» About this task
Output the entries as they appear, skipping images.

» Source data
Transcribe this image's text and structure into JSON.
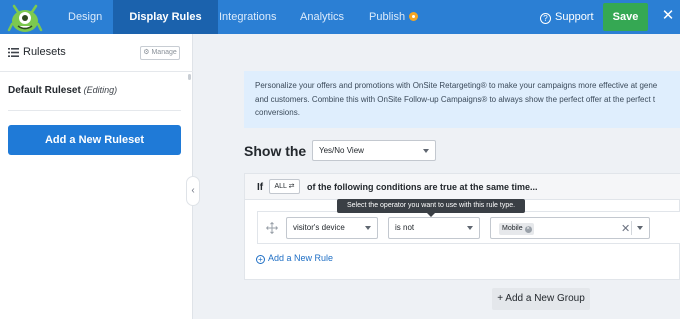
{
  "nav": {
    "tabs": [
      {
        "label": "Design"
      },
      {
        "label": "Display Rules"
      },
      {
        "label": "Integrations"
      },
      {
        "label": "Analytics"
      },
      {
        "label": "Publish"
      }
    ],
    "support_label": "Support",
    "save_label": "Save",
    "close_symbol": "✕",
    "accent_color": "#2b7fd4",
    "active_tab_color": "#1b62ad",
    "save_color": "#35a853"
  },
  "sidebar": {
    "title": "Rulesets",
    "manage_label": "Manage",
    "ruleset_name": "Default Ruleset",
    "ruleset_state": "(Editing)",
    "add_ruleset_label": "Add a New Ruleset",
    "collapse_symbol": "‹"
  },
  "main": {
    "info_lines": [
      "Personalize your offers and promotions with OnSite Retargeting® to make your campaigns more effective at gene",
      "and customers. Combine this with OnSite Follow-up Campaigns® to always show the perfect offer at the perfect t",
      "conversions."
    ],
    "show_the_label": "Show the",
    "view_select_value": "Yes/No View",
    "if_label": "If",
    "all_label": "ALL ⇄",
    "conditions_text": "of the following conditions are true at the same time...",
    "tooltip": "Select the operator you want to use with this rule type.",
    "rule": {
      "type": "visitor's device",
      "operator": "is not",
      "value_chip": "Mobile",
      "chip_remove": "×",
      "clear_symbol": "✕"
    },
    "add_rule_label": "Add a New Rule",
    "add_group_label": "+ Add a New Group"
  }
}
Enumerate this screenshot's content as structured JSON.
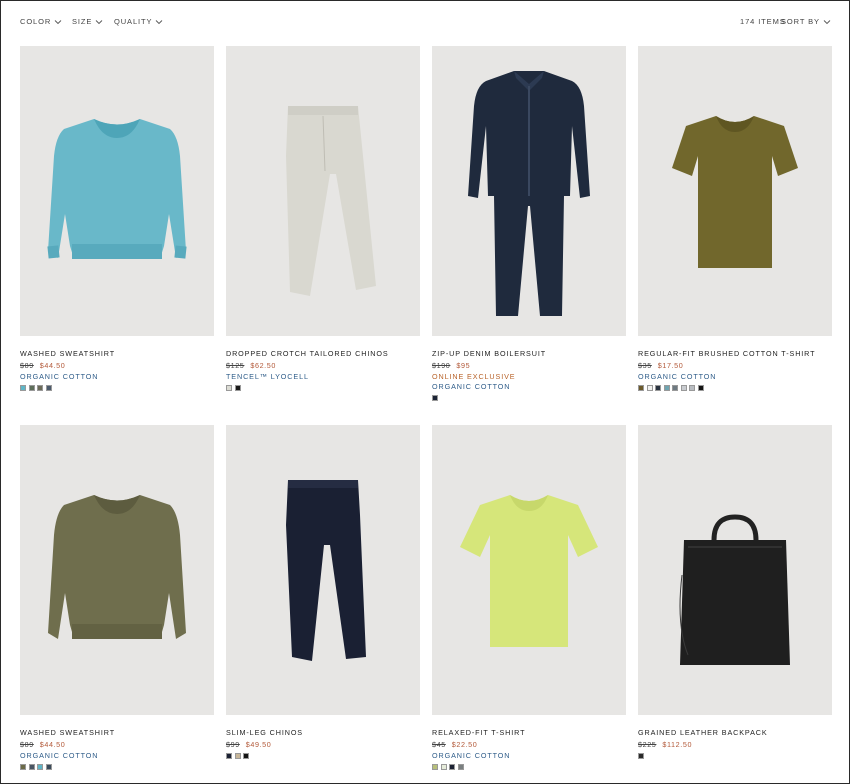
{
  "filters": {
    "color_label": "COLOR",
    "size_label": "SIZE",
    "quality_label": "QUALITY",
    "items_count": "174 ITEMS",
    "sort_label": "SORT BY"
  },
  "colors": {
    "label_blue": "#2d5b88",
    "online_orange": "#b8632a",
    "sale_red": "#b35a3a"
  },
  "products": [
    {
      "name": "WASHED SWEATSHIRT",
      "old_price": "$89",
      "price": "$44.50",
      "tag1": "ORGANIC COTTON",
      "tag2": "",
      "swatches": [
        "#5fb5c6",
        "#5e6e5a",
        "#6b6b58",
        "#4b5a6b"
      ],
      "icon": "sweatshirt-blue"
    },
    {
      "name": "DROPPED CROTCH TAILORED CHINOS",
      "old_price": "$125",
      "price": "$62.50",
      "tag1": "TENCEL™ LYOCELL",
      "tag2": "",
      "swatches": [
        "#dcdcd4",
        "#1a1a1a"
      ],
      "icon": "chinos-white"
    },
    {
      "name": "ZIP-UP DENIM BOILERSUIT",
      "old_price": "$190",
      "price": "$95",
      "tag1": "ONLINE EXCLUSIVE",
      "tag2": "ORGANIC COTTON",
      "swatches": [
        "#1c2435"
      ],
      "icon": "boilersuit"
    },
    {
      "name": "REGULAR-FIT BRUSHED COTTON T-SHIRT",
      "old_price": "$35",
      "price": "$17.50",
      "tag1": "ORGANIC COTTON",
      "tag2": "",
      "swatches": [
        "#6b5a2b",
        "#f2f2f0",
        "#2a3340",
        "#6fa4b0",
        "#6e7a82",
        "#c9ccd0",
        "#b9bdc2",
        "#141414"
      ],
      "icon": "tshirt-olive"
    },
    {
      "name": "WASHED SWEATSHIRT",
      "old_price": "$89",
      "price": "$44.50",
      "tag1": "ORGANIC COTTON",
      "tag2": "",
      "swatches": [
        "#6b6a48",
        "#4a5563",
        "#5fb5c6",
        "#3a4a5a"
      ],
      "icon": "sweatshirt-olive"
    },
    {
      "name": "SLIM-LEG CHINOS",
      "old_price": "$99",
      "price": "$49.50",
      "tag1": "",
      "tag2": "",
      "swatches": [
        "#1c2233",
        "#c8b79a",
        "#141414"
      ],
      "icon": "chinos-navy"
    },
    {
      "name": "RELAXED-FIT T-SHIRT",
      "old_price": "$45",
      "price": "$22.50",
      "tag1": "ORGANIC COTTON",
      "tag2": "",
      "swatches": [
        "#b7bf7a",
        "#e6ecda",
        "#1c2233",
        "#7a7f80"
      ],
      "icon": "tshirt-lime"
    },
    {
      "name": "GRAINED LEATHER BACKPACK",
      "old_price": "$225",
      "price": "$112.50",
      "tag1": "",
      "tag2": "",
      "swatches": [
        "#2a2a2a"
      ],
      "icon": "backpack-black"
    }
  ]
}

» Response to this task
Transcribe this image's text and structure into JSON.
{
  "nav": {
    "tabs": [
      {
        "label": "Design"
      },
      {
        "label": "Display Rules"
      },
      {
        "label": "Integrations"
      },
      {
        "label": "Analytics"
      },
      {
        "label": "Publish"
      }
    ],
    "support_label": "Support",
    "save_label": "Save",
    "close_symbol": "✕",
    "accent_color": "#2b7fd4",
    "active_tab_color": "#1b62ad",
    "save_color": "#35a853"
  },
  "sidebar": {
    "title": "Rulesets",
    "manage_label": "Manage",
    "ruleset_name": "Default Ruleset",
    "ruleset_state": "(Editing)",
    "add_ruleset_label": "Add a New Ruleset",
    "collapse_symbol": "‹"
  },
  "main": {
    "info_lines": [
      "Personalize your offers and promotions with OnSite Retargeting® to make your campaigns more effective at gene",
      "and customers. Combine this with OnSite Follow-up Campaigns® to always show the perfect offer at the perfect t",
      "conversions."
    ],
    "show_the_label": "Show the",
    "view_select_value": "Yes/No View",
    "if_label": "If",
    "all_label": "ALL ⇄",
    "conditions_text": "of the following conditions are true at the same time...",
    "tooltip": "Select the operator you want to use with this rule type.",
    "rule": {
      "type": "visitor's device",
      "operator": "is not",
      "value_chip": "Mobile",
      "chip_remove": "×",
      "clear_symbol": "✕"
    },
    "add_rule_label": "Add a New Rule",
    "add_group_label": "+ Add a New Group"
  }
}
Enumerate this screenshot's content as structured JSON.
{
  "filters": {
    "color_label": "COLOR",
    "size_label": "SIZE",
    "quality_label": "QUALITY",
    "items_count": "174 ITEMS",
    "sort_label": "SORT BY"
  },
  "colors": {
    "label_blue": "#2d5b88",
    "online_orange": "#b8632a",
    "sale_red": "#b35a3a"
  },
  "products": [
    {
      "name": "WASHED SWEATSHIRT",
      "old_price": "$89",
      "price": "$44.50",
      "tag1": "ORGANIC COTTON",
      "tag2": "",
      "swatches": [
        "#5fb5c6",
        "#5e6e5a",
        "#6b6b58",
        "#4b5a6b"
      ],
      "icon": "sweatshirt-blue"
    },
    {
      "name": "DROPPED CROTCH TAILORED CHINOS",
      "old_price": "$125",
      "price": "$62.50",
      "tag1": "TENCEL™ LYOCELL",
      "tag2": "",
      "swatches": [
        "#dcdcd4",
        "#1a1a1a"
      ],
      "icon": "chinos-white"
    },
    {
      "name": "ZIP-UP DENIM BOILERSUIT",
      "old_price": "$190",
      "price": "$95",
      "tag1": "ONLINE EXCLUSIVE",
      "tag2": "ORGANIC COTTON",
      "swatches": [
        "#1c2435"
      ],
      "icon": "boilersuit"
    },
    {
      "name": "REGULAR-FIT BRUSHED COTTON T-SHIRT",
      "old_price": "$35",
      "price": "$17.50",
      "tag1": "ORGANIC COTTON",
      "tag2": "",
      "swatches": [
        "#6b5a2b",
        "#f2f2f0",
        "#2a3340",
        "#6fa4b0",
        "#6e7a82",
        "#c9ccd0",
        "#b9bdc2",
        "#141414"
      ],
      "icon": "tshirt-olive"
    },
    {
      "name": "WASHED SWEATSHIRT",
      "old_price": "$89",
      "price": "$44.50",
      "tag1": "ORGANIC COTTON",
      "tag2": "",
      "swatches": [
        "#6b6a48",
        "#4a5563",
        "#5fb5c6",
        "#3a4a5a"
      ],
      "icon": "sweatshirt-olive"
    },
    {
      "name": "SLIM-LEG CHINOS",
      "old_price": "$99",
      "price": "$49.50",
      "tag1": "",
      "tag2": "",
      "swatches": [
        "#1c2233",
        "#c8b79a",
        "#141414"
      ],
      "icon": "chinos-navy"
    },
    {
      "name": "RELAXED-FIT T-SHIRT",
      "old_price": "$45",
      "price": "$22.50",
      "tag1": "ORGANIC COTTON",
      "tag2": "",
      "swatches": [
        "#b7bf7a",
        "#e6ecda",
        "#1c2233",
        "#7a7f80"
      ],
      "icon": "tshirt-lime"
    },
    {
      "name": "GRAINED LEATHER BACKPACK",
      "old_price": "$225",
      "price": "$112.50",
      "tag1": "",
      "tag2": "",
      "swatches": [
        "#2a2a2a"
      ],
      "icon": "backpack-black"
    }
  ]
}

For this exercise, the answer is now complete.